Tuesday, August 28, 2018


Jacqueline Koyanagi
Completed 8/28/2018, Reviewed 8/28/2018
2 stars

I didn’t care much for this novel.  It had a lot of interesting ideas, such as physical disability, gender issues, genocide, and alternate universes, but it didn’t seem to come together into a satisfactory whole.  Perhaps the most interesting thing about it is that the majority of characters are female, with a token male here and there, the opposite of what you find in most science fiction novels.  So it passes the Bechdel test in that there are women who have a conversation that’s not about men.  Unfortunately, it wasn’t enough to raise this above the level of mediocre. 

Alana is a sky surgeon (read starship engineer) who works in a shop repairing ships, but has never been in space.  She has an autoimmune disease that contracts her muscles, causing terrific pain.  The disease can be treated, but the meds are expensive, and being a sky surgeon doesn’t pay well.  One day, a starship arrives looking for Alana’s “spirit guide” sister, Nova.  With Nova on vacation, Alana decides to stow away on the ship, hoping to parlay information on Nova’s location into a permanent job on the ship.  The plan works, sort of. 

The mission and the crew of the ship is anything but ordinary.  There’s the engineer who thinks he’s a wolf, the pilot who flickers in and out of existence, and the captain who is having an affair with the medical officer.  Alana falls for the captain as well.  But all this has to wait, because the crew is blamed for the destruction of a planet, Alana is running out of meds, Nova is not cooperating, and the pilot will soon blink completely out of existence unless they can get to an alternate universe.

So yeah, lots of interesting stuff.  However, no matter what strange things were going on, the story kept reverting to Alana as she obsessed and tortured herself over falling for the captain of the starship.  It was pretty normal obsession initially, especially since it conflicted with her first true love, being a sky surgeon.  She fell in love with the ship as well as with its captain.  The book is told in first person Alana, so the whole middle of the book was sitting in her head while she kicked herself for her feelings.  It got tedious quickly.

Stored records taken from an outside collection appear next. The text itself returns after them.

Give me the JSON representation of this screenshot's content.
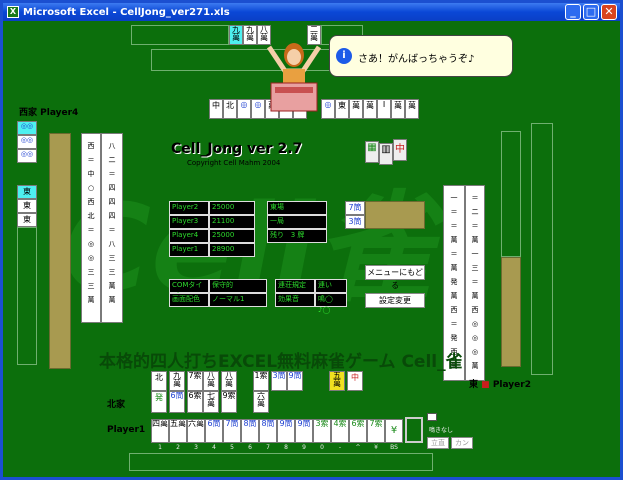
{
  "window": {
    "title": "Microsoft Excel - CellJong_ver271.xls",
    "min_label": "_",
    "max_label": "□",
    "close_label": "✕"
  },
  "game": {
    "title": "Cell_Jong ver 2.7",
    "copyright": "Copyright Cell Mahm 2004",
    "tagline": "本格的四人打ちEXCEL無料麻雀ゲーム Cell_雀",
    "watermark": "Cell雀",
    "speech": "さあ！がんばっちゃうぞ♪",
    "info_icon": "i"
  },
  "players": {
    "west": "西家 Player4",
    "east_wind": "東",
    "east": "Player2",
    "north": "北家",
    "player1": "Player1"
  },
  "scores": [
    {
      "name": "Player2",
      "score": "25000"
    },
    {
      "name": "Player3",
      "score": "21100"
    },
    {
      "name": "Player4",
      "score": "25000"
    },
    {
      "name": "Player1",
      "score": "28900"
    }
  ],
  "round": {
    "wind": "東場",
    "hand": "一局",
    "remaining_label": "残り",
    "remaining": "3",
    "remaining_unit": "牌"
  },
  "settings": [
    {
      "label": "COMタイプ",
      "value": "保守的"
    },
    {
      "label": "連荘規定",
      "value": "連い"
    },
    {
      "label": "画面配色",
      "value": "ノーマル1"
    },
    {
      "label": "効果音",
      "value": "鳴◯ ♪◯"
    }
  ],
  "buttons": {
    "menu": "メニューにもどる",
    "settings": "設定変更",
    "riichi": "立直",
    "kan": "カン",
    "stop": "鳴きなし"
  },
  "dora": [
    "7筒",
    "3筒"
  ],
  "hand_keys": [
    "1",
    "2",
    "3",
    "4",
    "5",
    "6",
    "7",
    "8",
    "9",
    "0",
    "-",
    "^",
    "¥",
    "BS"
  ],
  "player1_tiles": [
    "四萬",
    "五萬",
    "六萬",
    "6筒",
    "7筒",
    "8筒",
    "8筒",
    "9筒",
    "9筒",
    "3索",
    "4索",
    "6索",
    "7索",
    "¥"
  ],
  "player1_melds": [
    "北",
    "九萬",
    "7索",
    "八萬",
    "八萬",
    "1索",
    "3筒",
    "9筒",
    "五萬",
    "中"
  ],
  "player1_melds2": [
    "発",
    "6筒",
    "6索",
    "七萬",
    "9索",
    "六萬"
  ],
  "colors": {
    "felt": "#0c6f0c",
    "tile": "#ffffff",
    "panel": "#000000",
    "panel_text": "#2ddc2d",
    "accent": "#1b4fd0"
  }
}
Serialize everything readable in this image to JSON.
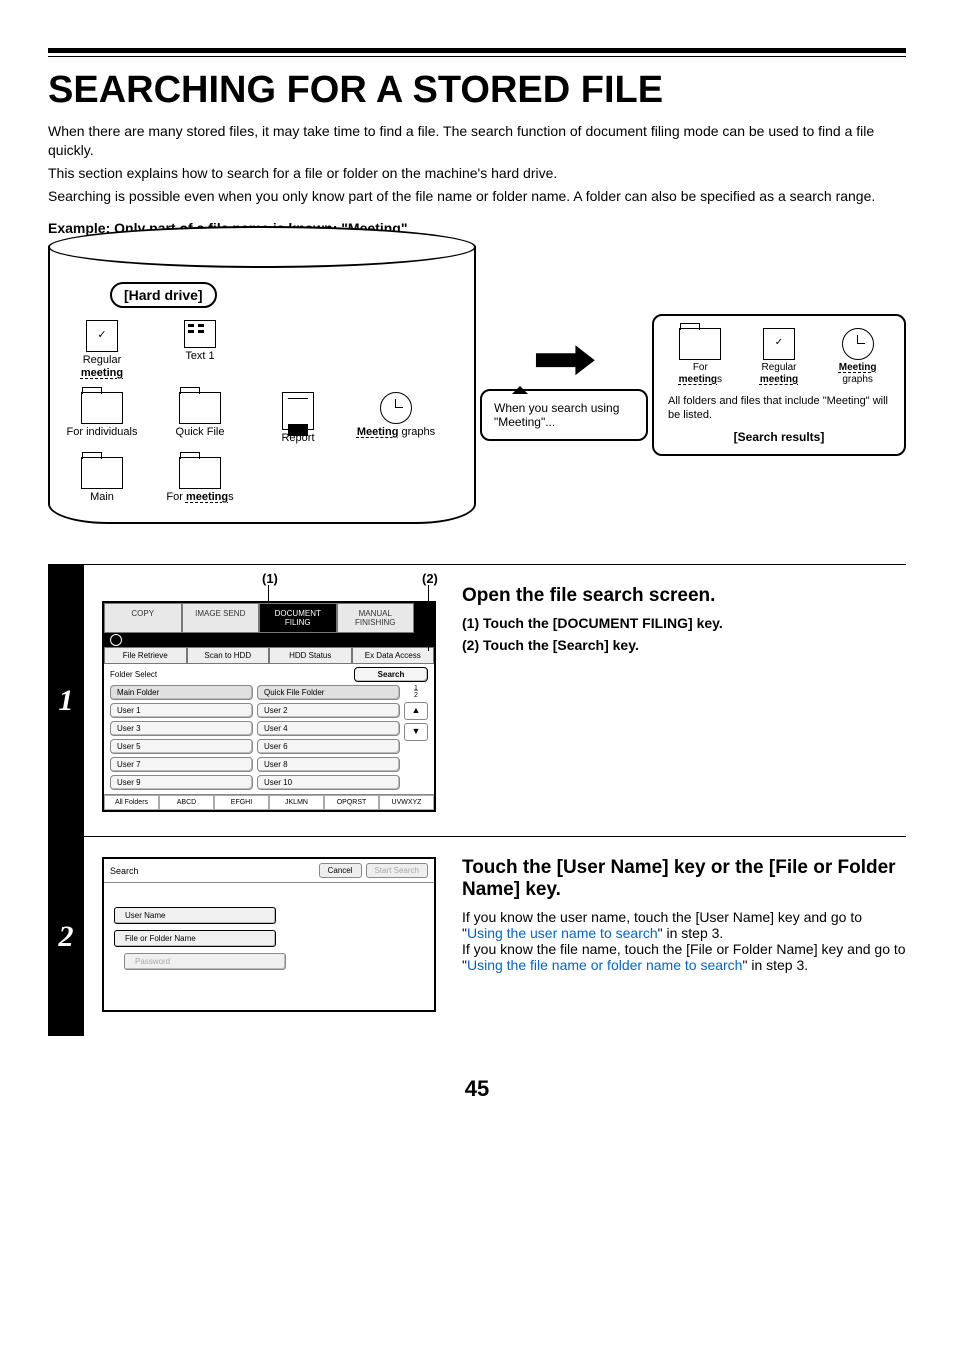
{
  "heading": "SEARCHING FOR A STORED FILE",
  "intro": {
    "p1": "When there are many stored files, it may take time to find a file. The search function of document filing mode can be used to find a file quickly.",
    "p2": "This section explains how to search for a file or folder on the machine's hard drive.",
    "p3": "Searching is possible even when you only know part of the file name or folder name. A folder can also be specified as a search range."
  },
  "example_label": "Example: Only part of a file name is known: \"Meeting\"",
  "diagram": {
    "hard_drive": "[Hard drive]",
    "items": {
      "regular_meeting_pre": "Regular ",
      "regular_meeting_bold": "meeting",
      "text1": "Text 1",
      "for_individuals": "For individuals",
      "quick_file": "Quick File",
      "report": "Report",
      "meeting_graphs_bold": "Meeting",
      "meeting_graphs_post": " graphs",
      "main": "Main",
      "for_pre": "For ",
      "for_bold": "meeting",
      "for_post": "s"
    },
    "callout_search": "When you search using \"Meeting\"...",
    "results": {
      "for_meetings_pre": "For",
      "for_meetings_bold": "meeting",
      "for_meetings_post": "s",
      "regular_pre": "Regular",
      "regular_bold": "meeting",
      "mg_bold": "Meeting",
      "mg_post": "graphs",
      "note": "All folders and files that include \"Meeting\" will be listed.",
      "title": "[Search results]"
    }
  },
  "step1": {
    "num": "1",
    "callouts": {
      "c1": "(1)",
      "c2": "(2)"
    },
    "tabs": {
      "copy": "COPY",
      "image_send": "IMAGE SEND",
      "doc_filing": "DOCUMENT FILING",
      "manual": "MANUAL FINISHING"
    },
    "sub": {
      "file_retrieve": "File Retrieve",
      "scan_hdd": "Scan to HDD",
      "hdd_status": "HDD Status",
      "ex_data": "Ex Data Access"
    },
    "folder_select": "Folder Select",
    "search": "Search",
    "main_folder": "Main Folder",
    "quick_folder": "Quick File Folder",
    "users": [
      "User 1",
      "User 2",
      "User 3",
      "User 4",
      "User 5",
      "User 6",
      "User 7",
      "User 8",
      "User 9",
      "User 10"
    ],
    "page_ind": {
      "top": "1",
      "bot": "2"
    },
    "alpha": [
      "All Folders",
      "ABCD",
      "EFGHI",
      "JKLMN",
      "OPQRST",
      "UVWXYZ"
    ],
    "desc_h": "Open the file search screen.",
    "desc_1": "(1)  Touch the [DOCUMENT FILING] key.",
    "desc_2": "(2)  Touch the [Search] key."
  },
  "step2": {
    "num": "2",
    "title": "Search",
    "cancel": "Cancel",
    "start": "Start Search",
    "fields": {
      "user": "User Name",
      "file": "File or Folder Name",
      "pass": "Password"
    },
    "desc_h": "Touch the [User Name] key or the [File or Folder Name] key.",
    "p1a": "If you know the user name, touch the [User Name] key and go to \"",
    "p1link": "Using the user name to search",
    "p1b": "\" in step 3.",
    "p2a": "If you know the file name, touch the [File or Folder Name] key and go to \"",
    "p2link": "Using the file name or folder name to search",
    "p2b": "\" in step 3."
  },
  "page_number": "45"
}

In general, the relationships all seemed pretty bizarre.  There were a lot of secrets and miscommunication which made the relationships seem dysfunctional.  I’m not so sure they weren’t.  I didn’t mind the polyamory, I minded how nobody would talk about it.  In fact, nothing about the relationships was clarified until the end.  I would have rather seen the relationships clear up early and let the science fiction part of the story carry the novel to the end.  Instead, the science fiction part of the story gets pushed back until nearly the end.  By that time, I didn’t care much about it anymore, I just wanted the book to be finished. 

I give this book two stars out of five.  It was a convoluted mess.  I’m saddened by this score, because I always want books with LGBTQ content to be good.  Of course, just because there’s a lesbian relationship in the story doesn’t mean it’s going to be a good book.  I just want it to be. 

No comments:

Post a Comment